--- Material provided ---

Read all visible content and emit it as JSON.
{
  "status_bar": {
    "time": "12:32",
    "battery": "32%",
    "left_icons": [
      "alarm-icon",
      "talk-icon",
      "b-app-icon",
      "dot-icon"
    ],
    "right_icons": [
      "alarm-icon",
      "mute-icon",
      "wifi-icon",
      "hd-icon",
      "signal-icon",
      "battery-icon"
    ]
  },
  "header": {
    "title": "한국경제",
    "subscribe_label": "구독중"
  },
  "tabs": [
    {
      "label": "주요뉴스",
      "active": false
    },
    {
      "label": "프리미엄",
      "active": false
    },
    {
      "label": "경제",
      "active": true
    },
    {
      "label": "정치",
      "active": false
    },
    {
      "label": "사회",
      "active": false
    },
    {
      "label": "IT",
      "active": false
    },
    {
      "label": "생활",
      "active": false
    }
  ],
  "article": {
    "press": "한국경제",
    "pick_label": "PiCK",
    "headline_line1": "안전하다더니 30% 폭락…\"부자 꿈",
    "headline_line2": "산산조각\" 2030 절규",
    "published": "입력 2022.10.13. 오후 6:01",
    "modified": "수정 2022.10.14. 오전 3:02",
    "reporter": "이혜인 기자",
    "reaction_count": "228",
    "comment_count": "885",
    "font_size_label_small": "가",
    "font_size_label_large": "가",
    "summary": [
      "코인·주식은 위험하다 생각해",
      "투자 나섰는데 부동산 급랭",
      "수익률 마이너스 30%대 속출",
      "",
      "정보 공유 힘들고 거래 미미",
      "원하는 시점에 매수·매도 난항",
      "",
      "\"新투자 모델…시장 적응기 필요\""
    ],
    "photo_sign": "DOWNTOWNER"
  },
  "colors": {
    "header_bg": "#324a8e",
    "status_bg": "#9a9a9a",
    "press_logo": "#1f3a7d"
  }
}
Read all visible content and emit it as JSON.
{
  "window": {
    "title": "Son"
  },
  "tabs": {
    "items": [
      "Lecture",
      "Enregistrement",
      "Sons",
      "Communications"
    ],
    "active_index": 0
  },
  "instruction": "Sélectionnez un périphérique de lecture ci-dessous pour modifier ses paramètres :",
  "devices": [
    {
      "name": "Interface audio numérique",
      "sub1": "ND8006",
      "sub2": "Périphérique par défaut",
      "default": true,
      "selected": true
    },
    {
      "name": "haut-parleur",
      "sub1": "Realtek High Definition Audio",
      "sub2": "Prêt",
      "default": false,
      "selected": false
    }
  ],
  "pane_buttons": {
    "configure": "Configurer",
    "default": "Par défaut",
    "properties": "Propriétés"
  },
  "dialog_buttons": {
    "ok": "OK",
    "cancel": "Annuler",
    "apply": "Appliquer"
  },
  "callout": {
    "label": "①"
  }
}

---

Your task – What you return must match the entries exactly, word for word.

Answer to the exercise –
Read all visible content and emit it as JSON.
{
  "status_bar": {
    "time": "12:32",
    "battery": "32%",
    "left_icons": [
      "alarm-icon",
      "talk-icon",
      "b-app-icon",
      "dot-icon"
    ],
    "right_icons": [
      "alarm-icon",
      "mute-icon",
      "wifi-icon",
      "hd-icon",
      "signal-icon",
      "battery-icon"
    ]
  },
  "header": {
    "title": "한국경제",
    "subscribe_label": "구독중"
  },
  "tabs": [
    {
      "label": "주요뉴스",
      "active": false
    },
    {
      "label": "프리미엄",
      "active": false
    },
    {
      "label": "경제",
      "active": true
    },
    {
      "label": "정치",
      "active": false
    },
    {
      "label": "사회",
      "active": false
    },
    {
      "label": "IT",
      "active": false
    },
    {
      "label": "생활",
      "active": false
    }
  ],
  "article": {
    "press": "한국경제",
    "pick_label": "PiCK",
    "headline_line1": "안전하다더니 30% 폭락…\"부자 꿈",
    "headline_line2": "산산조각\" 2030 절규",
    "published": "입력 2022.10.13. 오후 6:01",
    "modified": "수정 2022.10.14. 오전 3:02",
    "reporter": "이혜인 기자",
    "reaction_count": "228",
    "comment_count": "885",
    "font_size_label_small": "가",
    "font_size_label_large": "가",
    "summary": [
      "코인·주식은 위험하다 생각해",
      "투자 나섰는데 부동산 급랭",
      "수익률 마이너스 30%대 속출",
      "",
      "정보 공유 힘들고 거래 미미",
      "원하는 시점에 매수·매도 난항",
      "",
      "\"新투자 모델…시장 적응기 필요\""
    ],
    "photo_sign": "DOWNTOWNER"
  },
  "colors": {
    "header_bg": "#324a8e",
    "status_bg": "#9a9a9a",
    "press_logo": "#1f3a7d"
  }
}
Read all visible content and emit it as JSON.
{
  "window": {
    "title": "Son"
  },
  "tabs": {
    "items": [
      "Lecture",
      "Enregistrement",
      "Sons",
      "Communications"
    ],
    "active_index": 0
  },
  "instruction": "Sélectionnez un périphérique de lecture ci-dessous pour modifier ses paramètres :",
  "devices": [
    {
      "name": "Interface audio numérique",
      "sub1": "ND8006",
      "sub2": "Périphérique par défaut",
      "default": true,
      "selected": true
    },
    {
      "name": "haut-parleur",
      "sub1": "Realtek High Definition Audio",
      "sub2": "Prêt",
      "default": false,
      "selected": false
    }
  ],
  "pane_buttons": {
    "configure": "Configurer",
    "default": "Par défaut",
    "properties": "Propriétés"
  },
  "dialog_buttons": {
    "ok": "OK",
    "cancel": "Annuler",
    "apply": "Appliquer"
  },
  "callout": {
    "label": "①"
  }
}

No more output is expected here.